Review by Beth Gilligan
Posted on 03 April 2005
Source Warner Bros. DVD
MGM, the studio that once boasted having “more stars than the heavens,” certainly can’t be accused of ever putting this entity to waste. Having scooped up a Best Picture Oscar in 1932 for the star-packed, turgid [Garbo’s cry of “I vant to be alone!” notwithstanding, of course] melodrama Grand Hotel, studio brass allowed producer David O. Selznick to try the same formula – with a dash of comedy – the following year with Dinner at Eight.
Based on the play by George Kaufman & Edna Ferber and directed by George Cukor, the film has aged about as gracefully as Marie Dressler’s stage diva Carlotta Vance, which is not saying much. I don’t mean to denigrate Dressler’s considerable comedic talent, which livens up scenes that would have otherwise fallen flat, but it’s difficult to keep a straight face when watching her spew dramatic lines like, “That’s the unfortunate thing about death. So terribly final! Even the young can’t do anything about it.”
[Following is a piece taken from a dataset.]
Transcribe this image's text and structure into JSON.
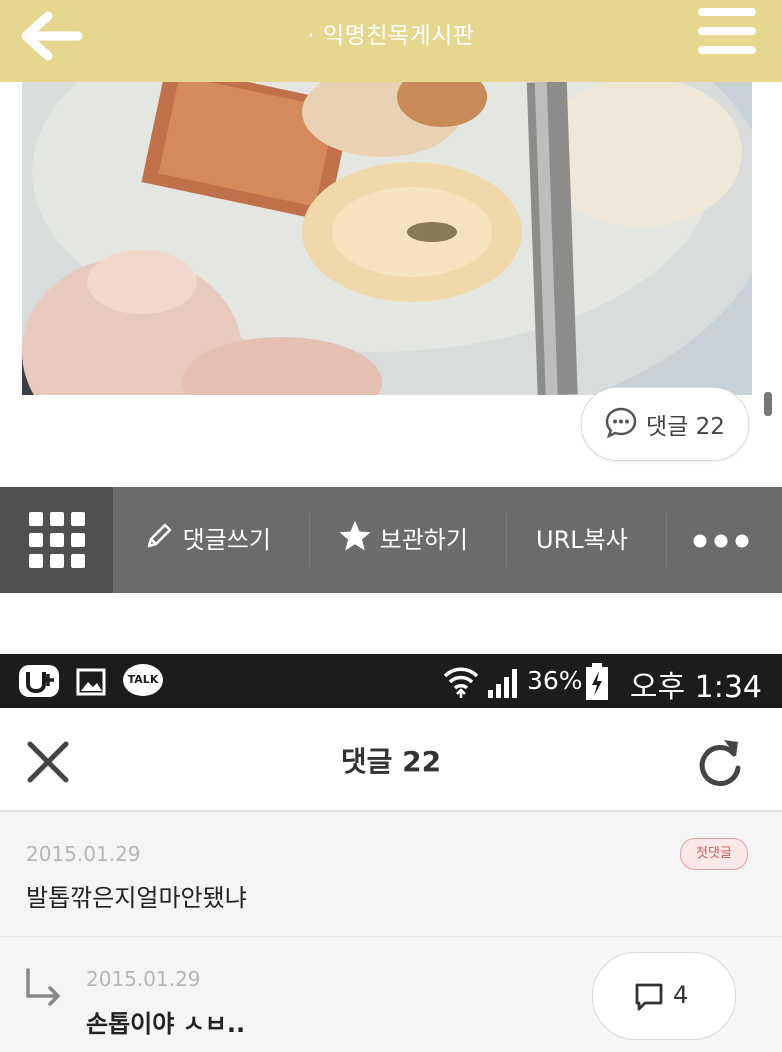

Dressler’s character is one of the many who cross paths in New York in the hours leading up to a lavish dinner party thrown by Mr. & Mrs. Oliver Jordan, played by Lionel Barrymore and Billie Burke. As Mrs. Jordan dizzily goes about her preparations (this includes shrieking at a maid, “I would have particularly liked to have had that ice pick – it’s so dressy!”), her husband toils away at the office, dismayed at his dwindling fortunes.
Meanwhile, across town, the Jordans’ daughter lounges around the hotel room of her lover, Louis Renault, a washed-out, alcoholic movie star played by John Barrymore. Unbeknownst to her parents, she is planning on leaving her earnest fiancée for the actor. Adultery is also the theme of the subplot involving Wallace Beery’s crass tycoon, his platinum blonde, social-climbing wife, and the prominent physician who pays several “house calls” to her bedside.
As these lives clash and converge, the inherent staginess of the material can’t quite be overcome. Cukor favors medium shots throughout the picture, which only serve to emphasize this problem, and shows far greater flair in handling the film’s comic scenes than he does the dramatic ones. The exchanges between Beery and Jean Harlow, who plays his wife, crackle with energy and wit, as do many of the asides by Dressler. Burke’s flaky housewife routine threatens to grow old at any moment, but her cheerful, blithe delivery somehow makes it work.
Though John Barrymore delivers a sympathetic performance as a faded star facing ruin (a role that would prove sadly prophetic in his own life), the heavy-handedness with which his downfall is rendered results in onscreen time being far less memorable than those of his comic counterparts.
Had Dinner at Eight been simply a farce, it may well have found a way to weasel itself into the pantheon of Golden Age Hollywood comedies. As it stands, its star power and brief flashes of humor remain the chief reason for watching this murky blend of comedy and melodrama.